--- What the task asks ---
Within the records that follow, find every line containing the string "AppConfig". Copy those lines.

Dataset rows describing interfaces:

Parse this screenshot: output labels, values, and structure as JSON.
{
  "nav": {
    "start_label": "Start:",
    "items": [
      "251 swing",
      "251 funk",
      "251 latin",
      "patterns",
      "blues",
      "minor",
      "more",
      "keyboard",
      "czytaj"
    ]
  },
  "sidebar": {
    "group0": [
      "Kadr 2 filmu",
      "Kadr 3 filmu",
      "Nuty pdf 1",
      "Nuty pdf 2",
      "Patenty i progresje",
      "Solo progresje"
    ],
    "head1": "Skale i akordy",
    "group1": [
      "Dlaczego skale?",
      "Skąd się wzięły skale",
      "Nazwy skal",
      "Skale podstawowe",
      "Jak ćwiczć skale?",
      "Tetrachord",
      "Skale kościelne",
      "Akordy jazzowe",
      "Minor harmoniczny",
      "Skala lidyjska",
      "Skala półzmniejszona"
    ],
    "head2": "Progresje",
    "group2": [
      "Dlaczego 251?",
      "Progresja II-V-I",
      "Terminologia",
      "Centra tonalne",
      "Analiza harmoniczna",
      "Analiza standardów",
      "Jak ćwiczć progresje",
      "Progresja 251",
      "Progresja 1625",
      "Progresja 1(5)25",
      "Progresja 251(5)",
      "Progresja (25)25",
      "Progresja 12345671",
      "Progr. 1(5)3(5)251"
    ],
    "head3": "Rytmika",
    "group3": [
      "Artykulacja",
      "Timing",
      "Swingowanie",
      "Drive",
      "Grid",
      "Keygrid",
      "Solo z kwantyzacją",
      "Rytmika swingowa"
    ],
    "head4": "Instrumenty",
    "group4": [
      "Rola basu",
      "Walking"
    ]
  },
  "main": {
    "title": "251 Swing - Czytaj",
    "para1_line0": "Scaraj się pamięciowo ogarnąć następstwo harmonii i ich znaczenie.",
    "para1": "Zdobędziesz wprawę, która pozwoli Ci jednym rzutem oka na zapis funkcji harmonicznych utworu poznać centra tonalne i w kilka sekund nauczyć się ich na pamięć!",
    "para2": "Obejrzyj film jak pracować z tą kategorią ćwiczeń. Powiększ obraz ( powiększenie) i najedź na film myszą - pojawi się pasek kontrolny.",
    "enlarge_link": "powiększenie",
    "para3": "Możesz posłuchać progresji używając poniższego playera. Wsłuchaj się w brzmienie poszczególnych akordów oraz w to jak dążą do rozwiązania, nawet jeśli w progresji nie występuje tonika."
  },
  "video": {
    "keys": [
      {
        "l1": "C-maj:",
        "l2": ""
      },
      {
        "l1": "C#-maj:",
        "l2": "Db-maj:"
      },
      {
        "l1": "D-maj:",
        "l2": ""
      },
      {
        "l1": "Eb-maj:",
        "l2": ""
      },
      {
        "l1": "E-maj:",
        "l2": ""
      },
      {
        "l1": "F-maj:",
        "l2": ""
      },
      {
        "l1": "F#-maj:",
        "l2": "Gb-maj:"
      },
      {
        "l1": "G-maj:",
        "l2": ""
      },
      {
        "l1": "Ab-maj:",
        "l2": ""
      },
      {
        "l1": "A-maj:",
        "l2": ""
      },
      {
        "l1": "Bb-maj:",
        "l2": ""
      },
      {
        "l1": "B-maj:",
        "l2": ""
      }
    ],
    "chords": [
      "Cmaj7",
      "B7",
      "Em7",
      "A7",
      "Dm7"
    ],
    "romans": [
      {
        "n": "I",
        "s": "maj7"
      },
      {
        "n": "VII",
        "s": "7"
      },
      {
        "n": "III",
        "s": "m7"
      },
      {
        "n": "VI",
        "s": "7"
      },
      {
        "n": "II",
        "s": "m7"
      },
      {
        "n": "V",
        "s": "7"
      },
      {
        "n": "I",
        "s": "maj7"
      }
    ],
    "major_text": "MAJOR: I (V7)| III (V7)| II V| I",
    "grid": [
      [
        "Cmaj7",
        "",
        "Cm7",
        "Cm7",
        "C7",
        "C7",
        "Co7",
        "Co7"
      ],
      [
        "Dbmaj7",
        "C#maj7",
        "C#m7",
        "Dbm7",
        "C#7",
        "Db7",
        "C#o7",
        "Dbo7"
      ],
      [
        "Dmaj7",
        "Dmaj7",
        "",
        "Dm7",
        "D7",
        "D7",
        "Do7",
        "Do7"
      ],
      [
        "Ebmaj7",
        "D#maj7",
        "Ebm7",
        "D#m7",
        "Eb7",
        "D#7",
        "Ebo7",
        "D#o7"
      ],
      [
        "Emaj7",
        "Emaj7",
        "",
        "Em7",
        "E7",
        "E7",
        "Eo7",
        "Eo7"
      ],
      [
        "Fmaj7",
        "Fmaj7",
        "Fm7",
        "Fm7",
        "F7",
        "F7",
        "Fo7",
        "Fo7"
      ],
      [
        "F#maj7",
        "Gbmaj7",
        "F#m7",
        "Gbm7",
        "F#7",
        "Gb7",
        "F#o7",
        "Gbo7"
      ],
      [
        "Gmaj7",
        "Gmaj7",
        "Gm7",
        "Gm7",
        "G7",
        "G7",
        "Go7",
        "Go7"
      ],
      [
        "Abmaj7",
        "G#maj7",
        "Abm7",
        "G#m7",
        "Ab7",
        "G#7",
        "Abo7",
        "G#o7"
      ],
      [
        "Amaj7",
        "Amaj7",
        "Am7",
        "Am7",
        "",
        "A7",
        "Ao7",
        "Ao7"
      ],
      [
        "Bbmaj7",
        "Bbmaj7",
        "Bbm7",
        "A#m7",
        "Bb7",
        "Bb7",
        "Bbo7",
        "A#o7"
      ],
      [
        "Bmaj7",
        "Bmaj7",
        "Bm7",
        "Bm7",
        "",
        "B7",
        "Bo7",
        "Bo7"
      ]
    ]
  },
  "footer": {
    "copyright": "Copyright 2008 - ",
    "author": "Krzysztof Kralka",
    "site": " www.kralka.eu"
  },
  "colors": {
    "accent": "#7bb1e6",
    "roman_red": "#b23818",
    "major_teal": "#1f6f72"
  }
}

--

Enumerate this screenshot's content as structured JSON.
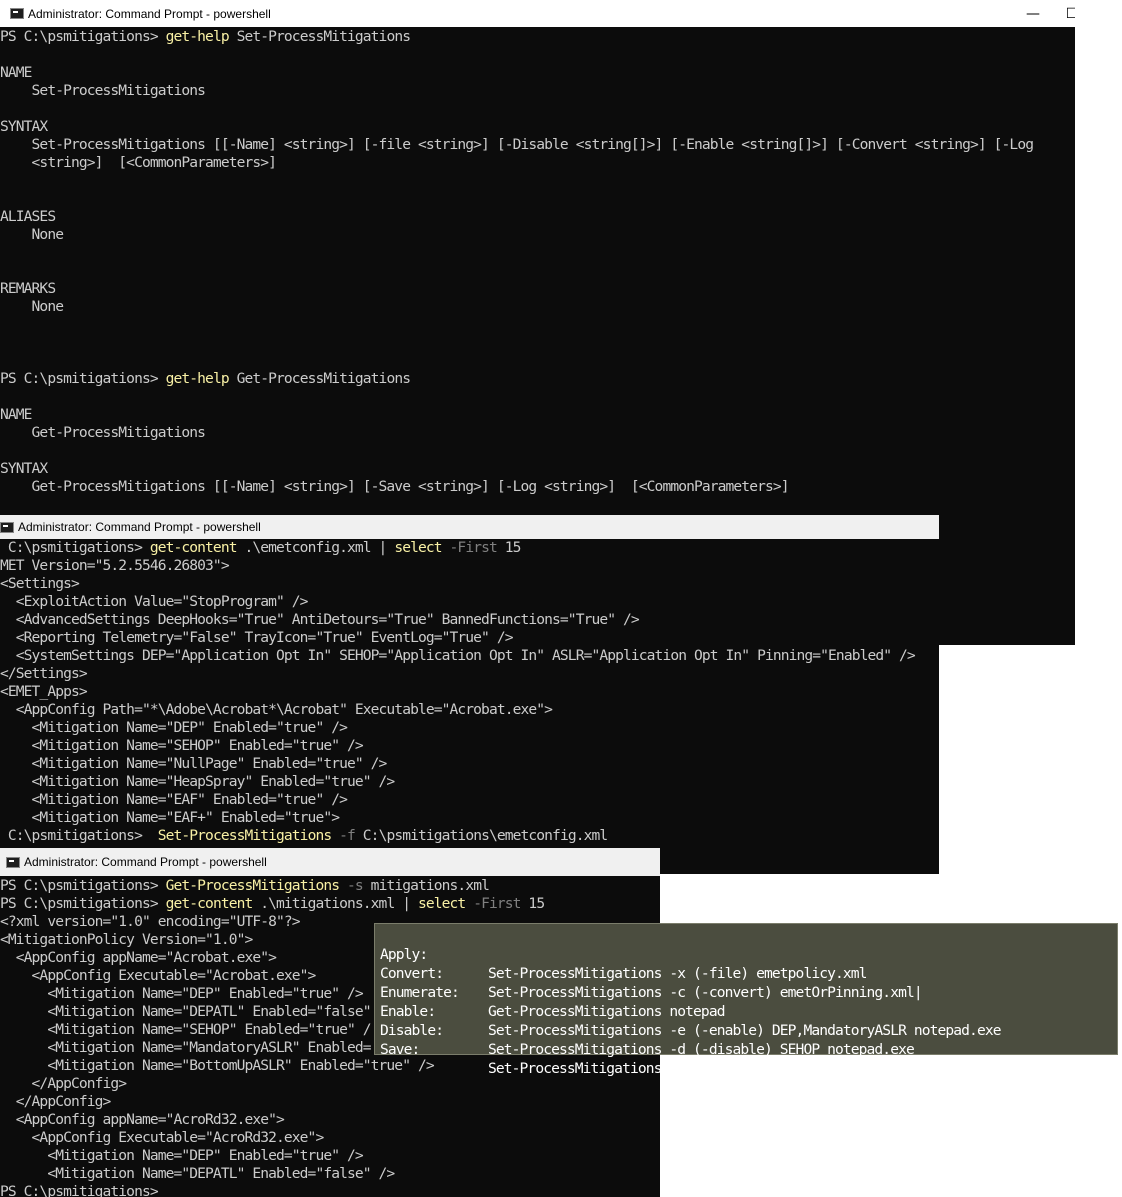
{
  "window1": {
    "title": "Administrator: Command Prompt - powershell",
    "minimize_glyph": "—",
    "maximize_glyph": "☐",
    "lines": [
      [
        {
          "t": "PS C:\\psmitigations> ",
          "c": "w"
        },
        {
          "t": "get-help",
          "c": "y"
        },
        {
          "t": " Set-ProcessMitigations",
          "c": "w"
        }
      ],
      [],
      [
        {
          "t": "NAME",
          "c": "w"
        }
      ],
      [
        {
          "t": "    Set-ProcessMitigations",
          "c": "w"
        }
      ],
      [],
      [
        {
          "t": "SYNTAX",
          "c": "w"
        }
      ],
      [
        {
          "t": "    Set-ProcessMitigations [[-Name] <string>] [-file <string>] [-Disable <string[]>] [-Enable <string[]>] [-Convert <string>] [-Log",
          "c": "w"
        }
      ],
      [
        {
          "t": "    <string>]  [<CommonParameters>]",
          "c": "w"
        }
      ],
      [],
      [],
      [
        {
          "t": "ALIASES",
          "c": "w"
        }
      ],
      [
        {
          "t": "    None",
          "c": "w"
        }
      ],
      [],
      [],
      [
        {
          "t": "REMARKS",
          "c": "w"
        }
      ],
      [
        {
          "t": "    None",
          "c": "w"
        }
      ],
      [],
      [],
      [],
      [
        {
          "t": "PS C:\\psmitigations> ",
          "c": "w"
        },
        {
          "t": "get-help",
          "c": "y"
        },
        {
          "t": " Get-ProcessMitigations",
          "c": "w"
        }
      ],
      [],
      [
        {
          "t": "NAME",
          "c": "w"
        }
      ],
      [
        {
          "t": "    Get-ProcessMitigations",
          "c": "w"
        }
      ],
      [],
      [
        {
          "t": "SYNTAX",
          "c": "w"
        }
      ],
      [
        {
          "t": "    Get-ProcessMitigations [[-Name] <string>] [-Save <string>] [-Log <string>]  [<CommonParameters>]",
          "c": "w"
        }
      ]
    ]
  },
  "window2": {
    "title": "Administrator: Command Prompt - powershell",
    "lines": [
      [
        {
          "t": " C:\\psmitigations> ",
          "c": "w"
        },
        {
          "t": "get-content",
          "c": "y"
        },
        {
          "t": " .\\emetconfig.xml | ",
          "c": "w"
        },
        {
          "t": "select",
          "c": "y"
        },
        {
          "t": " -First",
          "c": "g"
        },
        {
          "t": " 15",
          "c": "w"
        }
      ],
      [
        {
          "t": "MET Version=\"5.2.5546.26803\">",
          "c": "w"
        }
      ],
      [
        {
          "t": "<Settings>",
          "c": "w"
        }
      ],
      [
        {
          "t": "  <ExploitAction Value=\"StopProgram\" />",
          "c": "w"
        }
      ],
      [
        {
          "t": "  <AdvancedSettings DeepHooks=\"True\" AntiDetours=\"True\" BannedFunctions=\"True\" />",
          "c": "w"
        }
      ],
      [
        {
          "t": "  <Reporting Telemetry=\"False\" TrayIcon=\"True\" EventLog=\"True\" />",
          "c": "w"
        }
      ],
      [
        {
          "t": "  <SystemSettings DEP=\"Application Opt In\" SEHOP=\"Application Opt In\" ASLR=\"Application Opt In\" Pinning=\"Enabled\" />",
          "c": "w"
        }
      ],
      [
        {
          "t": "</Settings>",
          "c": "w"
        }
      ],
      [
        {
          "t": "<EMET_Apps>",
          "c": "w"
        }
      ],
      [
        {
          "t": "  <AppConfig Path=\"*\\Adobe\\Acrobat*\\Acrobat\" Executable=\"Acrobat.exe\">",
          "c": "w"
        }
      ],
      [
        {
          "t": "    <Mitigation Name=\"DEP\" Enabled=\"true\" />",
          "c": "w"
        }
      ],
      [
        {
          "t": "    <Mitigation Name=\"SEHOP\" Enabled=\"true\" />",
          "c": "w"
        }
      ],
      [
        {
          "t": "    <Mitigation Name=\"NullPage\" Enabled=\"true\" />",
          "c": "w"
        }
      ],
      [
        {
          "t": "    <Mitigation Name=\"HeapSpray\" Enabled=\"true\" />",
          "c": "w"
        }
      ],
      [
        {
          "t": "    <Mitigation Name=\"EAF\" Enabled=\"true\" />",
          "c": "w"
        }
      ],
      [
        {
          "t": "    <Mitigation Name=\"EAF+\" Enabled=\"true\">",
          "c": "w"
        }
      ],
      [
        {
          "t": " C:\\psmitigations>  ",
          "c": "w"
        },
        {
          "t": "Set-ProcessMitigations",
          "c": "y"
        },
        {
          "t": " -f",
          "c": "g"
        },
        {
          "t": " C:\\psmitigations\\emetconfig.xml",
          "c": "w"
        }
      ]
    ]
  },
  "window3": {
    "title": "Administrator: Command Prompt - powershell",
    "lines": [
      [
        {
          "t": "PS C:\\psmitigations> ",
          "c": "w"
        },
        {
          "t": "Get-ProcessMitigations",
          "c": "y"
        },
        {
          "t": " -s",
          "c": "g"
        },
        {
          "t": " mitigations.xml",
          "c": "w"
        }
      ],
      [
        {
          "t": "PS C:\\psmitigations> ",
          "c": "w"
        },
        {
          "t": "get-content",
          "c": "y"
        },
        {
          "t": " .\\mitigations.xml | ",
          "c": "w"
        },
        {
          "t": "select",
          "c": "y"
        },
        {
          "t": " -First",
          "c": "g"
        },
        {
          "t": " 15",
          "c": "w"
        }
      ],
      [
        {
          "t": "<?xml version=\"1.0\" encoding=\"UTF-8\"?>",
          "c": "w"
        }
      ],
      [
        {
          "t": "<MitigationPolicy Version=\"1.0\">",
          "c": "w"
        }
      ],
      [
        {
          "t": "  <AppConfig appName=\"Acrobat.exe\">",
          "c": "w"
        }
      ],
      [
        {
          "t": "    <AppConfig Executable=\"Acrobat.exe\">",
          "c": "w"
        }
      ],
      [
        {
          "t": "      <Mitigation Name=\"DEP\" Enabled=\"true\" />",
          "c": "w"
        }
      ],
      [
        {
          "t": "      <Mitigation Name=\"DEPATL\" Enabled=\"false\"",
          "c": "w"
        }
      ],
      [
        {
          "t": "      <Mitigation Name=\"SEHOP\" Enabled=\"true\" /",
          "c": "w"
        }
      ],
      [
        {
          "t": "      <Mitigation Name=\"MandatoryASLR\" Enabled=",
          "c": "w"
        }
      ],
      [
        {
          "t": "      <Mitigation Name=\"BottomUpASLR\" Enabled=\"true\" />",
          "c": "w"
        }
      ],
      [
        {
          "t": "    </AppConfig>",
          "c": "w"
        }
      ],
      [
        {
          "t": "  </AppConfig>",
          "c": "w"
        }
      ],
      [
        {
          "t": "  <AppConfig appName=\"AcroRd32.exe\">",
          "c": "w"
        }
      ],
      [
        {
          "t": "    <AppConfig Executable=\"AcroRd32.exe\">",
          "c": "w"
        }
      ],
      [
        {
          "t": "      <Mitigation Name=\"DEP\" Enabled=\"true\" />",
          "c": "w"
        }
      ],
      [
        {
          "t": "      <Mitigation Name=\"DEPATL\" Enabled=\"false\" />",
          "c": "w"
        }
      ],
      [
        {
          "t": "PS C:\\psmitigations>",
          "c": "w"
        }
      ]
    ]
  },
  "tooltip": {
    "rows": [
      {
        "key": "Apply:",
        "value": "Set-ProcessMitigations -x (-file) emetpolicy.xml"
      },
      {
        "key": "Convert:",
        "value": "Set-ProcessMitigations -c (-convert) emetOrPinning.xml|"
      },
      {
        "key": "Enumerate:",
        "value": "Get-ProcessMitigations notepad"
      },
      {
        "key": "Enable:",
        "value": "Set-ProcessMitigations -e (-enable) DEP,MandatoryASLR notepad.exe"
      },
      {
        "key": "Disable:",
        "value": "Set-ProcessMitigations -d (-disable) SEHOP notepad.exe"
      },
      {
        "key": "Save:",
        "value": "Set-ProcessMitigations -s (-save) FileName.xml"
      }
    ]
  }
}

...

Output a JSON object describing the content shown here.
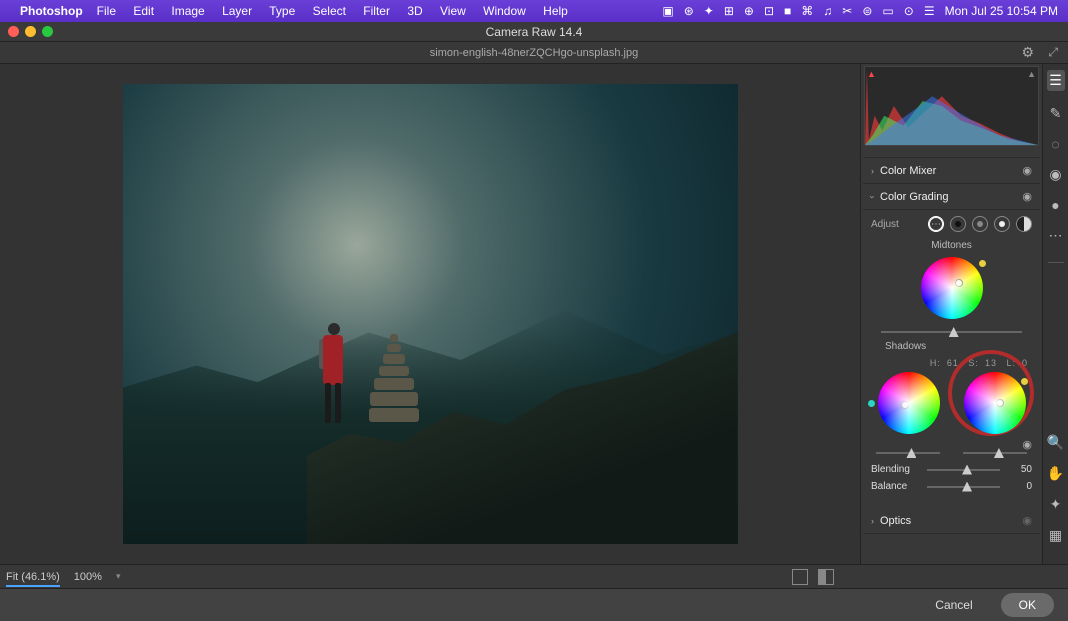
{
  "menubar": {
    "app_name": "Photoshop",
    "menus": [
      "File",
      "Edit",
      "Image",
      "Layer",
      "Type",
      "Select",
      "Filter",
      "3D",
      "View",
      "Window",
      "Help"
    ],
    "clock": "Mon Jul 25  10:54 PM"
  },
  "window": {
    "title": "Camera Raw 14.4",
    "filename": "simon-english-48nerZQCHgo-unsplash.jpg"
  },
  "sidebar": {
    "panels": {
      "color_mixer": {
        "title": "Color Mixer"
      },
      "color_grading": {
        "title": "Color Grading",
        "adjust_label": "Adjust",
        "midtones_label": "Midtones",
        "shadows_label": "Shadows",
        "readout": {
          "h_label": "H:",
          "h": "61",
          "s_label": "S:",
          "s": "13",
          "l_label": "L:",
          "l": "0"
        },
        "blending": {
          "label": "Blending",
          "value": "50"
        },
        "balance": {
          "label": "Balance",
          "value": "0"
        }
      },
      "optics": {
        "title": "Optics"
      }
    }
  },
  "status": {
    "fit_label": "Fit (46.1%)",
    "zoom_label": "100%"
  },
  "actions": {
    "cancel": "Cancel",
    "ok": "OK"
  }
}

--- Solution ---
          "t": "  <AppConfig Path=\"*\\Adobe\\Acrobat*\\Acrobat\" Executable=\"Acrobat.exe\">",
          "t": "  <AppConfig appName=\"Acrobat.exe\">",
          "t": "    <AppConfig Executable=\"Acrobat.exe\">",
          "t": "    </AppConfig>",
          "t": "  </AppConfig>",
          "t": "  <AppConfig appName=\"AcroRd32.exe\">",
          "t": "    <AppConfig Executable=\"AcroRd32.exe\">",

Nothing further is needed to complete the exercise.